Critic, essayist and screenwriter F.X. Feeney, renowned for his brilliant perceptions and occasional big-hearted essays on behalf of disputed films that less engaged critics should (he feels) make more of an effort to get, has riffed on Ridley Scott and Cormac McCarthy‘s The Counselor. The piece appears in a N.Y. Times comments section following Manohla Dargis‘s positive 10.24 review.

The Counselor is a superb movie, and how gratifying to find myself in agreement with my pal Ms. Dargis! For I’m otherwise puzzled that so many of my fellow critics are dumping on it. One colleague even cracked, ‘Too many words and not enough plot.’

“The words are there like music — it’s a spoken musical. The submerged ‘plot’, the intricate maze of treacheries happening offstage [that prey] upon the nameless hero, are not being denied us as story points.

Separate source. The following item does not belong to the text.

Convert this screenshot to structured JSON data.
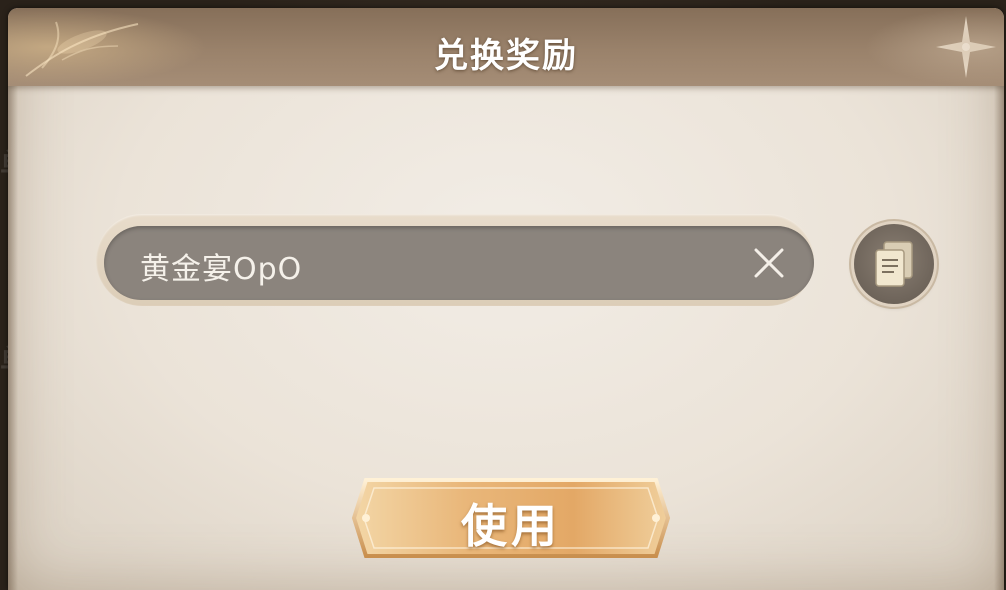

They’re being held at horizon distance so that we can concentrate, as [Michael Fassbender‘s Counselor] must, on the tragic recognition forced upon him by choices he made well before we came upon him.

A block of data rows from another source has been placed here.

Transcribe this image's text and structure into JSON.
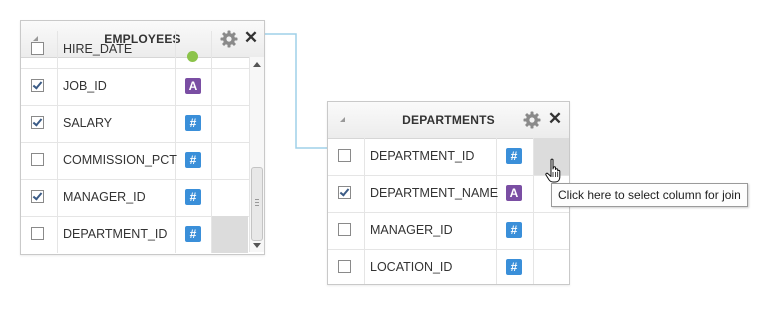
{
  "employees": {
    "title": "EMPLOYEES",
    "partial_row_name": "HIRE_DATE",
    "partial_row_type_color": "#8bc34a",
    "columns": [
      {
        "name": "JOB_ID",
        "checked": true,
        "type": "string",
        "type_glyph": "A"
      },
      {
        "name": "SALARY",
        "checked": true,
        "type": "number",
        "type_glyph": "#"
      },
      {
        "name": "COMMISSION_PCT",
        "checked": false,
        "type": "number",
        "type_glyph": "#"
      },
      {
        "name": "MANAGER_ID",
        "checked": true,
        "type": "number",
        "type_glyph": "#"
      },
      {
        "name": "DEPARTMENT_ID",
        "checked": false,
        "type": "number",
        "type_glyph": "#"
      }
    ]
  },
  "departments": {
    "title": "DEPARTMENTS",
    "columns": [
      {
        "name": "DEPARTMENT_ID",
        "checked": false,
        "type": "number",
        "type_glyph": "#"
      },
      {
        "name": "DEPARTMENT_NAME",
        "checked": true,
        "type": "string",
        "type_glyph": "A"
      },
      {
        "name": "MANAGER_ID",
        "checked": false,
        "type": "number",
        "type_glyph": "#"
      },
      {
        "name": "LOCATION_ID",
        "checked": false,
        "type": "number",
        "type_glyph": "#"
      }
    ]
  },
  "tooltip": {
    "text": "Click here to select column for join"
  },
  "icons": {
    "settings": "gear-icon",
    "close": "close-icon",
    "cursor": "hand-pointer-icon",
    "collapse": "collapse-triangle-icon"
  },
  "colors": {
    "number_type": "#3a8fd9",
    "string_type": "#7a4ea3",
    "connector": "#9fd0e8",
    "join_slot": "#dcdcdc"
  },
  "close_glyph": "✕"
}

“There are a lot of other movies that give us the beat-to-beat tick-tock on drug deals, cartels and treacheries, and disappearances in Juarez. Those are thrillers. Happy endings are part of their contract with us, and [are] essentially false. [Counselor screenwriter] Cormac McCarthy is not out to thrill but take us (and himself) to a place both inevitable and surprising because Fate is in play and will not be cheated. Ridley Scott has the courage to get in the game with him.

“The result is unrestrained in its bleakness yet extremely satisfying, like hearing Shostakovich conducted by Bruno Walter.

All the Pretty Horses, No Country for Old Men and The Road were fine, sincere adaptations of McCarthy’s novels, but each fell short of the originals. Here we have a work written for the screen, and it’s the best film yet to have [McCarthy’s] name on it.

“When [the screening I attended] was over another hostile colleague, surprised at my admiration, asked me: “Okay, you liked it so much [but] what the hell was the point of that picture?”

“It is this: The Counselor has made a bad choice for which he must pay. Given our recent history, his predicament is a meditation on the fate of America.

“He assumes [that] because he meant well, all will turn out well. How can it? That becomes both a moral yet highly suspenseful question, expressed from McCarthy’s depths and realized with lucid energy by Scott.”

I had to laugh at a subsequent comment that responded to Feeney’s thoughts, to wit: “You mean Scott has made a film about yuppie professional types who live off other people’s money, and [that] the audience for this film is the self-same class who get to the enjoy this film as punishment? Or something like that?”